CONTINUEThis site uses cookies. By continuing to browse this site you are agreeing to our use of cookies. Find out more.
  1. Front Page
  2. News By Topic
  3. EU Unveils Proposals On Digital Taxation

EU Unveils Proposals On Digital Taxation

by Ulrika Lomas,, Brussels

22 September 2017

The European Commission has published its vision for the "fair taxation" of the digital economy, with options including a new EU equalization tax on the turnover of digitalized companies.

The Commission has adopted a Communication entitled "A Fair and Efficient Tax System in the European Union for the Digital Single Market."

The Commission believes that the two main policy challenges to be addressed concern the issues of "where to tax" and "what to tax." It contended that new international rules specific to the challenges posed by the digital economy are needed, to determine "where the value of business is created and how it should be attributed for tax purposes."

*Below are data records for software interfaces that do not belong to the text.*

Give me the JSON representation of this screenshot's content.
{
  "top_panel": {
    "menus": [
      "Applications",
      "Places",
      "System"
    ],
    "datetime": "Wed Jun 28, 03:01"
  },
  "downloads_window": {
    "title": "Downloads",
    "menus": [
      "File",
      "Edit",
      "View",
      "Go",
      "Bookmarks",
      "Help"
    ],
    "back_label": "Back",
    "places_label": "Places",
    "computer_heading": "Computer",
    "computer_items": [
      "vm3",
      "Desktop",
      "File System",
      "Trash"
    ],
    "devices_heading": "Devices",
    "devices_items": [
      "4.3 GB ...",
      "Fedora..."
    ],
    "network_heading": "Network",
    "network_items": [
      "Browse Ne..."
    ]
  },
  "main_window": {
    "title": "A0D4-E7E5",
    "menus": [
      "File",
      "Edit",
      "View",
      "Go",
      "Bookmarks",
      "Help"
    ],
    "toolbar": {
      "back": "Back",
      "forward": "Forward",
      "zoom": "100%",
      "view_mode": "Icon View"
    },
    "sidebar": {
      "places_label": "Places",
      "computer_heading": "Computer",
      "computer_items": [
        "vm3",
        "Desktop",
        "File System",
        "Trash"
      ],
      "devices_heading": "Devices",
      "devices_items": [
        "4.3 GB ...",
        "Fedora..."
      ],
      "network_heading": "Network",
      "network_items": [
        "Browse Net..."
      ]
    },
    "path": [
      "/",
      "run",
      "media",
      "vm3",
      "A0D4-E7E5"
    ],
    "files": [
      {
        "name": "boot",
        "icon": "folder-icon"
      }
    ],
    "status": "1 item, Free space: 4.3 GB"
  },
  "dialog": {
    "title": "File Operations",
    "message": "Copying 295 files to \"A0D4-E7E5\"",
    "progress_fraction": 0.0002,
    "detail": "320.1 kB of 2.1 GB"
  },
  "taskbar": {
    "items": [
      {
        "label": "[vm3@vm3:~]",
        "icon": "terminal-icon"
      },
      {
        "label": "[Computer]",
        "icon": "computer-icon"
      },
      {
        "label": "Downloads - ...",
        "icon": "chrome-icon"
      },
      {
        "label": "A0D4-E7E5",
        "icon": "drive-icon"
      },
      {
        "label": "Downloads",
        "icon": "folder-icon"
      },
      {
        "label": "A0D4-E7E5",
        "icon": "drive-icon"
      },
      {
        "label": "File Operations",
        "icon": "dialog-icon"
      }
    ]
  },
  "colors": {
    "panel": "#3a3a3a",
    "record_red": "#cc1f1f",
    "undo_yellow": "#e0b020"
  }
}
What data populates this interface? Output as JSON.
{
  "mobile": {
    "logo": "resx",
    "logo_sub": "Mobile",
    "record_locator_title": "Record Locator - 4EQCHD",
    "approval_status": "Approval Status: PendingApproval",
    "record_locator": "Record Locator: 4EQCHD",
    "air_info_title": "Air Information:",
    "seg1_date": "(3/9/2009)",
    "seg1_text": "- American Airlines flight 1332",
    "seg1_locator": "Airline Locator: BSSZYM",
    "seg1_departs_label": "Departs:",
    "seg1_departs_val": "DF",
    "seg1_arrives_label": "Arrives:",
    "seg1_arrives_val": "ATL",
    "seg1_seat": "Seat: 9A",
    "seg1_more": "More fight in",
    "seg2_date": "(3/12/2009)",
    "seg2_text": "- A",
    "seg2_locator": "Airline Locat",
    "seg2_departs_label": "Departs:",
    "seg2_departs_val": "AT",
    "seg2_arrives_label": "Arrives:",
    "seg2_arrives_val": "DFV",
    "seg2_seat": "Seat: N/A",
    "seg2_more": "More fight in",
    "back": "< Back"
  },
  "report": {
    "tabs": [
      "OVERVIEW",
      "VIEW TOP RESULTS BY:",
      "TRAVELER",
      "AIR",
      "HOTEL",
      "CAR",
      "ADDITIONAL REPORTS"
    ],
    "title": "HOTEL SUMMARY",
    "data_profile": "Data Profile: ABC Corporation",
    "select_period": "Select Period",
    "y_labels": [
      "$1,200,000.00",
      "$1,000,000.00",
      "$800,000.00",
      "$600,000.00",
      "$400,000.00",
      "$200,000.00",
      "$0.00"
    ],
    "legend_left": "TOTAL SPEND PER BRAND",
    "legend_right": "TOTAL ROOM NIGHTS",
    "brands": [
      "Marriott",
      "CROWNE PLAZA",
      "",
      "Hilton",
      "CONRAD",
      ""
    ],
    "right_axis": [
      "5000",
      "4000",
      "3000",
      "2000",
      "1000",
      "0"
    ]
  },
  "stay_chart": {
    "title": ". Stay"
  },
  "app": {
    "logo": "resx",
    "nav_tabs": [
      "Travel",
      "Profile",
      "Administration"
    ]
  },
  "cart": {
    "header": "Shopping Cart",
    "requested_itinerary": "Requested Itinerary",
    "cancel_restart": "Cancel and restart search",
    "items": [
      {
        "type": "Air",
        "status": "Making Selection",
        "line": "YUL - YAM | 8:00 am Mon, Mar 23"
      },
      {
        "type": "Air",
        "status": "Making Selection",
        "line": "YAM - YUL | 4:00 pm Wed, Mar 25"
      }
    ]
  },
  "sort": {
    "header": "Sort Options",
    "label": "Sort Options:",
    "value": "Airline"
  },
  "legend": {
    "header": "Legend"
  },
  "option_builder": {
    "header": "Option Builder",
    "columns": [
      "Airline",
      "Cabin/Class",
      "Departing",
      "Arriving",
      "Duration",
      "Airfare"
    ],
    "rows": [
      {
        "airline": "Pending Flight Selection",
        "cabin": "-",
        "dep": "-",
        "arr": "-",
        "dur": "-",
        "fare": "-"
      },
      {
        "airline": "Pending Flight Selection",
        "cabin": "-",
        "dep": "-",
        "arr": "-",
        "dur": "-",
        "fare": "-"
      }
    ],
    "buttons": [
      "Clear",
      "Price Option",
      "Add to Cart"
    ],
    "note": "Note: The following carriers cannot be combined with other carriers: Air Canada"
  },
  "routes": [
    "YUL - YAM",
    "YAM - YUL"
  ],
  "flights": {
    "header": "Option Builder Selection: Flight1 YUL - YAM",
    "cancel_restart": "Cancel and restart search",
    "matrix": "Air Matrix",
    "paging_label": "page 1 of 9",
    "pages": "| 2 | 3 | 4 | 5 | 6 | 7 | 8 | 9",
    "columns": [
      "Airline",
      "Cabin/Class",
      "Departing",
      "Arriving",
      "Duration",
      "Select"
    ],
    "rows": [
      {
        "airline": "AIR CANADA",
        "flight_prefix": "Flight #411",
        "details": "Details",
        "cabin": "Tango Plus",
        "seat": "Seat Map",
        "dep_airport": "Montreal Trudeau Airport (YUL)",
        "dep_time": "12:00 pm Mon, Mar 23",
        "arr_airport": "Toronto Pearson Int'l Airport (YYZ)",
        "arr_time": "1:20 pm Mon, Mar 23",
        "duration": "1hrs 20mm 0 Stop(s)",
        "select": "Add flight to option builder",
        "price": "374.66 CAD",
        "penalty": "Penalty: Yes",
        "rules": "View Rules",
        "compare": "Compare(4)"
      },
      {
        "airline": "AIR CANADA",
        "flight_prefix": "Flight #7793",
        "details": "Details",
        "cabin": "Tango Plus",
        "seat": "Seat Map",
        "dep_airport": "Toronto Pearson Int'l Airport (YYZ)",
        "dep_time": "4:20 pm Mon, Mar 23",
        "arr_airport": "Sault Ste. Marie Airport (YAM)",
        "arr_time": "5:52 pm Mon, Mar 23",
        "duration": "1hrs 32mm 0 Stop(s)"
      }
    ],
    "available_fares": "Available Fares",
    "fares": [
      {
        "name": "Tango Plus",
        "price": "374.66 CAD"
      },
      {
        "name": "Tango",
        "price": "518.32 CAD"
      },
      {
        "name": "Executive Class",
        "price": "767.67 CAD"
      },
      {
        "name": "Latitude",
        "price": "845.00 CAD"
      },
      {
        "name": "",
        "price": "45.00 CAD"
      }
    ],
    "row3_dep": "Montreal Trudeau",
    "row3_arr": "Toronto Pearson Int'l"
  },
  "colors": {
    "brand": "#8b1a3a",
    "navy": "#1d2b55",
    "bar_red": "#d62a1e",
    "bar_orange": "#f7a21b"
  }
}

In particular, the Commission sees this as entailing reform of international tax rules on permanent establishment (PE), transfer pricing, and profit attribution.

According to the Communication, "There are weaknesses in the international tax rules as they were originally designed for 'brick and mortar' businesses and have now become outdated. The current tax rules no longer fit the modern context where businesses rely heavily on hard-to-value intangible assets, data, and automation, which facilitate online trading across borders with no physical presence."

The Commission argued that the situation is unsustainable, and will lead to more opportunities for tax avoidance, losses in tax revenues, and an unlevel playing field for businesses. It said that, on average, "domestic digitalized business models are subject to an effective tax rate of only 8.5 percent, less than half compared to traditional business models," and that cross-border digitalized businesses "benefit from a similarly low tax burden, even without accounting for aggressive cross-border tax planning."

The report noted that the OECD will in early 2018 present an interim report on the taxation of the digital economy, but stressed that in parallel the EU needs to examine all possible options for taxing the digital economy within the single market and that the bloc should focus on EU-specific solutions if progress at international level proves too slow.

The Commission said that its preferred option for addressing these challenges is the adoption of its common consolidated corporate tax base (CCCTB) proposal. It stated that the CCCTB provides an EU framework for revised PE rules and for allocating the profit of large multinational groups using a formula apportionment approach that would better reflect where the value is created. It added that there is scope within the current CCCTB proposal to ensure that it effectively captures digital activities.

However, the Commission also outlined a number of more immediate, supplementary, and short-term measures that could be considered while discussions on the CCCTB continue. Among the options posited in the Communication were:

  • An equalization tax on the turnover of digitalized companies. This would apply to all "untaxed or insufficiently taxed" income generated from internet-based business activities, creditable against corporate tax or as a separate tax;
  • A withholding tax on digital transactions. This would operate as a standalone gross-basis final withholding tax on certain payments made to non-resident providers of goods and services ordered online;
  • A levy on revenues generated from the provision of digital services or advertising activity. This could be applied to all transactions concluded remotely with in-country customers where a non-resident entity has a significant economic presence.

Further political discussions between EU member states will take place at the Tallinn Digital Summit on September 29. The Estonian Council Presidency will continue working on these issues, with a view to securing Council conclusions by the end of the year. These conclusions would lay the basis for future work in the single market.

TAGS: compliance | tax | business | European Commission | tax compliance | tax avoidance | accounting | corporation tax | Estonia | tax thresholds | internet | tax planning | transfer pricing | tax rates | withholding tax | tax reform | European Union (EU) | services | Europe | Tax | BEPS

To see today's news, click here.


Tax-News Reviews

Cyprus Review

A review and forecast of Cyprus's international business, legal and investment climate.

Visit Cyprus Review »

Malta Review

A review and forecast of Malta's international business, legal and investment climate.

Visit Malta Review »

Jersey Review

A review and forecast of Jersey's international business, legal and investment climate.

Visit Jersey Review »

Budget Review

A review of the latest budget news and government financial statements from around the world.

Visit Budget Review »

Stay Updated

Please enter your email address to join the mailing list. View previous newsletters.

By subscribing to our newsletter service, you agree to our Terms and Conditions and Privacy Policy.

To manage your mailing list preferences, please click here »